### ACTION ITEM
Anywhere the string "label" shows up in the listing below, copy the line it is in.

### DATASET RECORDS
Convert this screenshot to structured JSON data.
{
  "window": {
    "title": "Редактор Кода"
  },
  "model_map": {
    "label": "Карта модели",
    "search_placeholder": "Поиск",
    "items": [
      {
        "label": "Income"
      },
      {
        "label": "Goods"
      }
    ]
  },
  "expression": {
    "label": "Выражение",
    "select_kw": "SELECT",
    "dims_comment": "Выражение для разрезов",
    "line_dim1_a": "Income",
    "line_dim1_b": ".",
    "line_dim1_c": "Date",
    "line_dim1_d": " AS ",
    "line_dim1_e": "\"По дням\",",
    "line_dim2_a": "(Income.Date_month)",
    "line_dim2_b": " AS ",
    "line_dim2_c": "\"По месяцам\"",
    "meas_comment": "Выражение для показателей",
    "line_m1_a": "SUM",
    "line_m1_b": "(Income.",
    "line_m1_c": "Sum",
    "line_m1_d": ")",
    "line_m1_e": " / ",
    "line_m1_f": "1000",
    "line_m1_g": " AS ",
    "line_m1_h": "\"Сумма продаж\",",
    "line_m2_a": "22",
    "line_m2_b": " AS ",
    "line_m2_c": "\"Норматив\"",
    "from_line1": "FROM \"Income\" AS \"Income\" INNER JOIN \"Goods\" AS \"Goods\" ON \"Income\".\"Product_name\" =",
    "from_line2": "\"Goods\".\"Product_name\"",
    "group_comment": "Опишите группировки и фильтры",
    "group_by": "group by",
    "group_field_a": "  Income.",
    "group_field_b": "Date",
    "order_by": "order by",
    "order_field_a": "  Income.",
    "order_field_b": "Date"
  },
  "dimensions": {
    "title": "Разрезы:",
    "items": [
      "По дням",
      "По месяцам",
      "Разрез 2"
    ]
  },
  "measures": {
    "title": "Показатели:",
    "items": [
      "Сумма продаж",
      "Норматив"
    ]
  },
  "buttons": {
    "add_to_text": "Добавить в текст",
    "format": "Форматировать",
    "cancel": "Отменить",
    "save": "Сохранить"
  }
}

### TASK RESULT
    "label": "Карта модели",
        "label": "Income"
        "label": "Goods"
    "label": "Выражение",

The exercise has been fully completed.